[Web page and app entries]

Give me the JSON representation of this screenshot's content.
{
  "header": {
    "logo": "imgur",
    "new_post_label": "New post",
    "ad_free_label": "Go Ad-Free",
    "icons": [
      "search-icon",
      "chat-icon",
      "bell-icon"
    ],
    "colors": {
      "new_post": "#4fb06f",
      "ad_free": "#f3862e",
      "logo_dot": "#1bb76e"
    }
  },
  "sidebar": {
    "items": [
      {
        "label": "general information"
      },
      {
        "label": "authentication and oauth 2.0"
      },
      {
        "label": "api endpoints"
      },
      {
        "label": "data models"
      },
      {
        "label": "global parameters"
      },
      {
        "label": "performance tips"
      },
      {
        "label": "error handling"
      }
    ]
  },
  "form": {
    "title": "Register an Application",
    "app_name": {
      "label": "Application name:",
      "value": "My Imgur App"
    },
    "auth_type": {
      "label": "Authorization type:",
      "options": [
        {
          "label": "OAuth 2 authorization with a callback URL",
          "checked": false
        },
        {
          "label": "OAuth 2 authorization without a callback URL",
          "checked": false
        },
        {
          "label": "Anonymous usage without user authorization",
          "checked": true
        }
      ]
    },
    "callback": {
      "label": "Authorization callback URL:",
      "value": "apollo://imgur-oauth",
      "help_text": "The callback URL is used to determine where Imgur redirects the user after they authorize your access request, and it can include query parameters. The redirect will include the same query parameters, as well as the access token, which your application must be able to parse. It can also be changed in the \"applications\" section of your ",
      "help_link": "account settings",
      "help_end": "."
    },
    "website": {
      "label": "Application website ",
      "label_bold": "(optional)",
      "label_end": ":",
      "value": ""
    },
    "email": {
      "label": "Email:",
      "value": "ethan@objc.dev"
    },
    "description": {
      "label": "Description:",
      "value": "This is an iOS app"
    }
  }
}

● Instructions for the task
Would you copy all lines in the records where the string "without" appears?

● Response
          "label": "OAuth 2 authorization without a callback URL",
          "label": "Anonymous usage without user authorization",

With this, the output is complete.